That is why almost all the first kindergartens were built-in. A few years later it turned out that they had an increased incidence: the children had nowhere to go out, there were no bedrooms, the groups were small, and there was no way to ventilate them. Gosstroy (Eng.: State construction) reluctantly agreed to separate buildings for children’s institutions in Norilsk, but this was in the 1960s.
And in the 1950s, three kindergartens were placed in the small 18th quarter limited by the Komsomolskaya and Sovetskaya streets and Leninsky prospekt: at Komsomolskaya street, b.14 and b.18, and Sovetskaya street, b.8. Three kindergartens were located in the lower, basement floors. Only one of them has survived to this day.
The 18th quarter’s buildings have an unusual configuration. Initially, these houses had communal apartments with shared kitchens and wood-burning stoves.
One of its residents Elena Muhametchikova recalled her native yard:
We moved to a communal apartment on Komsomolskaya street, b.18 when I was four years old. Our windows looked at School No. 6, where I went to study. And you could get to the grocery store without leaving the entrance, which was very convenient.

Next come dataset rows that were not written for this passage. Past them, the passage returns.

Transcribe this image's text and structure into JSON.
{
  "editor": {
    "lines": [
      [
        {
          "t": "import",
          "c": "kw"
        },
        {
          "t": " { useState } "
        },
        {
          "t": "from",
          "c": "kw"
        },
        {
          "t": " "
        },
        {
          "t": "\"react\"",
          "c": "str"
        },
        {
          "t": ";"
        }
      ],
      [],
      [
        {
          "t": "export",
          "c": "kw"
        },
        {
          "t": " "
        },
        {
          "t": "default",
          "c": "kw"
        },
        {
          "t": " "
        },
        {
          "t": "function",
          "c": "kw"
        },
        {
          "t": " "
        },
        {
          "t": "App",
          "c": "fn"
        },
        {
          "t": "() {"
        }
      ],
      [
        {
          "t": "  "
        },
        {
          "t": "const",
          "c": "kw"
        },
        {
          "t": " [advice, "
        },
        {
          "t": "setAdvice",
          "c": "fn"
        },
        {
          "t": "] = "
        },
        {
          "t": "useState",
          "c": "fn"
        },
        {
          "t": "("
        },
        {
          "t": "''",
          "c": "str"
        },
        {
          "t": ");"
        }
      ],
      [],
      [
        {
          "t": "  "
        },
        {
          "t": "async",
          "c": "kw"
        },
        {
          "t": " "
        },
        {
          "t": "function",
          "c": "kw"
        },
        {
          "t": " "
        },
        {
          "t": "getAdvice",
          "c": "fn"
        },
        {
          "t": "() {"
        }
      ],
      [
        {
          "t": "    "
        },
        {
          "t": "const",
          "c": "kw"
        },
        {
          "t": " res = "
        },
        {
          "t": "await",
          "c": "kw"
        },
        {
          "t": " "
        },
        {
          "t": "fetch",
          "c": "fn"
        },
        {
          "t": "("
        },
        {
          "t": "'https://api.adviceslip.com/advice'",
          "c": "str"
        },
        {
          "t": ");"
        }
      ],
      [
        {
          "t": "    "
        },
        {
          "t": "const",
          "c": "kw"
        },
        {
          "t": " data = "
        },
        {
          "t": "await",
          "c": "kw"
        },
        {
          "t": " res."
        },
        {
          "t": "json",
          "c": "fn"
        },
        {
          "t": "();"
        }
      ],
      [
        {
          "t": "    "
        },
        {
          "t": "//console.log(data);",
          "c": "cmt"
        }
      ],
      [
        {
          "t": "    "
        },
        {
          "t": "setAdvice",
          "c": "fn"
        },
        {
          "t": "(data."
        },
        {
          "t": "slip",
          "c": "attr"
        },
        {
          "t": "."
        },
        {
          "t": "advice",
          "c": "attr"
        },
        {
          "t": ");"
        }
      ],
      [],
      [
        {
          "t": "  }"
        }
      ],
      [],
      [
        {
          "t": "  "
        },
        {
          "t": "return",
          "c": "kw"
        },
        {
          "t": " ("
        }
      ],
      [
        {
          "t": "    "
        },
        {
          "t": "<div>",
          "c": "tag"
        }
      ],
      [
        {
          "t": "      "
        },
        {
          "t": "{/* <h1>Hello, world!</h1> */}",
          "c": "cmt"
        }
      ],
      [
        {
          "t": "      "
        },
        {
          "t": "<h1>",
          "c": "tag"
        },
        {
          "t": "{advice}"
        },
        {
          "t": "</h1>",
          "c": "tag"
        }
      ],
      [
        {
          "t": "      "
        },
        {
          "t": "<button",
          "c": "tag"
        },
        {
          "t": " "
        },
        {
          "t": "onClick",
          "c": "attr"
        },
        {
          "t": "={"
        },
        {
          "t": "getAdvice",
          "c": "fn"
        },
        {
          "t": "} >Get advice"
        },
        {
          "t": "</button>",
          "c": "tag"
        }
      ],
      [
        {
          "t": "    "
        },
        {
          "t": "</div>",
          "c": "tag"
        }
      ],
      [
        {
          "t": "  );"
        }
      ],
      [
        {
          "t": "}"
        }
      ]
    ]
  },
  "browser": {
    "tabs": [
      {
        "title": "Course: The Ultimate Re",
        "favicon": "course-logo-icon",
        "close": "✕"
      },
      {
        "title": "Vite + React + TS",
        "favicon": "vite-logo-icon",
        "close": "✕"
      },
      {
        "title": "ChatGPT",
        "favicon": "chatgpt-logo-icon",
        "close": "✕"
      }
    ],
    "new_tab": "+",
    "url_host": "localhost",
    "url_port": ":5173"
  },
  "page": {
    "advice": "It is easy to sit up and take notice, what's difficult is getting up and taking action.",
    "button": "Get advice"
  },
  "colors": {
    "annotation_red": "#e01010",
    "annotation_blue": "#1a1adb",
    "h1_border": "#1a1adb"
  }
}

A lot of children were walking in the spacious yard: a hill was raked in the center of it in winter, we played king of the hill, dug caves and passages in snowdrifts.
Our communal apartment was large, four-room, three families lived there. At first there was a wood-burning stove in the common kitchen, but it was no longer used, each family had a small electric stove. There were no modern refrigerators, there was a built-in niche under the window and boxes outside the windows instead of them.

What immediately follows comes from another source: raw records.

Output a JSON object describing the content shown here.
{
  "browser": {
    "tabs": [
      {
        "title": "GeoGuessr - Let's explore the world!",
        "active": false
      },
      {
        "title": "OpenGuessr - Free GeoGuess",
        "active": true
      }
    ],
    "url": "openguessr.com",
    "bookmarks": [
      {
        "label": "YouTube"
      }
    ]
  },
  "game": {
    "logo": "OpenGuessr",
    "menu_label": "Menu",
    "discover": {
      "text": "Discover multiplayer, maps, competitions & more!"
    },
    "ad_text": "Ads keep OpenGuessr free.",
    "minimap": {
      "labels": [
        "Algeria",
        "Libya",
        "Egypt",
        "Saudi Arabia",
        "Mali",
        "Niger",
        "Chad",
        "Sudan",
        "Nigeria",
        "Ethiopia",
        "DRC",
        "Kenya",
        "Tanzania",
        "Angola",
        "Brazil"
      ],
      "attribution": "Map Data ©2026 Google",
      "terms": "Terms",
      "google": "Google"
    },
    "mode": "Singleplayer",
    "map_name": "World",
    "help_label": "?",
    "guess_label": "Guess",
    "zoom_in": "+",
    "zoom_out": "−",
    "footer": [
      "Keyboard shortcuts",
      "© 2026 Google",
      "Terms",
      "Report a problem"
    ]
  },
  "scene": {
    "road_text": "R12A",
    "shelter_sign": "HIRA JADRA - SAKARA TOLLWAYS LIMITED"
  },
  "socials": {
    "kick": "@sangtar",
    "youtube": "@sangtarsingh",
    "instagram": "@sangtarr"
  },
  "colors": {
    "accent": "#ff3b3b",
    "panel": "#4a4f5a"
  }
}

The neighbors lived together, washed the floors in turn, did not quarrel because of the common bath and bathroom, celebrated the holidays together. A spacious, long corridor was a playroom for us children. There was a hanger for outerwear next to each room, and sleds and skis were put in the corridor at the entrance. The doors to the rooms were not locked.

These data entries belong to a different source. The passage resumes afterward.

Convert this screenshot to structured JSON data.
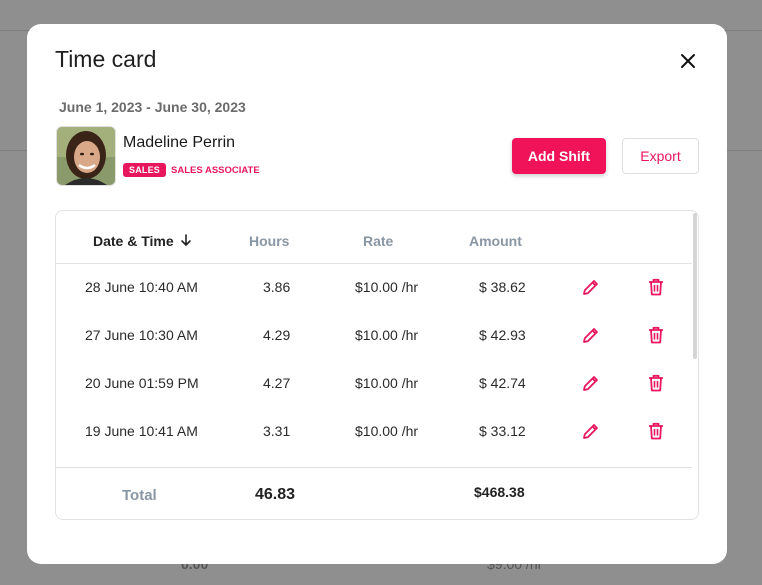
{
  "modal": {
    "title": "Time card",
    "date_range": "June 1, 2023 - June 30, 2023"
  },
  "employee": {
    "name": "Madeline Perrin",
    "department": "SALES",
    "role": "SALES ASSOCIATE"
  },
  "actions": {
    "add_shift": "Add Shift",
    "export": "Export"
  },
  "table": {
    "columns": {
      "date_time": "Date & Time",
      "hours": "Hours",
      "rate": "Rate",
      "amount": "Amount"
    },
    "sort_icon": "arrow-down-icon",
    "rows": [
      {
        "date_time": "28 June 10:40 AM",
        "hours": "3.86",
        "rate": "$10.00 /hr",
        "amount": "$ 38.62"
      },
      {
        "date_time": "27 June 10:30 AM",
        "hours": "4.29",
        "rate": "$10.00 /hr",
        "amount": "$ 42.93"
      },
      {
        "date_time": "20 June 01:59 PM",
        "hours": "4.27",
        "rate": "$10.00 /hr",
        "amount": "$ 42.74"
      },
      {
        "date_time": "19 June 10:41 AM",
        "hours": "3.31",
        "rate": "$10.00 /hr",
        "amount": "$ 33.12"
      }
    ],
    "row_icons": {
      "edit": "pencil-icon",
      "delete": "trash-icon"
    },
    "footer": {
      "label": "Total",
      "hours": "46.83",
      "amount": "$468.38"
    }
  },
  "background": {
    "left_value": "0.00",
    "right_value": "$9.00 /hr"
  },
  "colors": {
    "accent": "#f0135a",
    "header_text": "#8996a4",
    "backdrop": "#8f8f8f"
  }
}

In the History Spot photo project previous publication, we told about the young engineer Albert Voronov.
Text: Svetlana Ferapontova, Photo: Nornickel Polar Division archive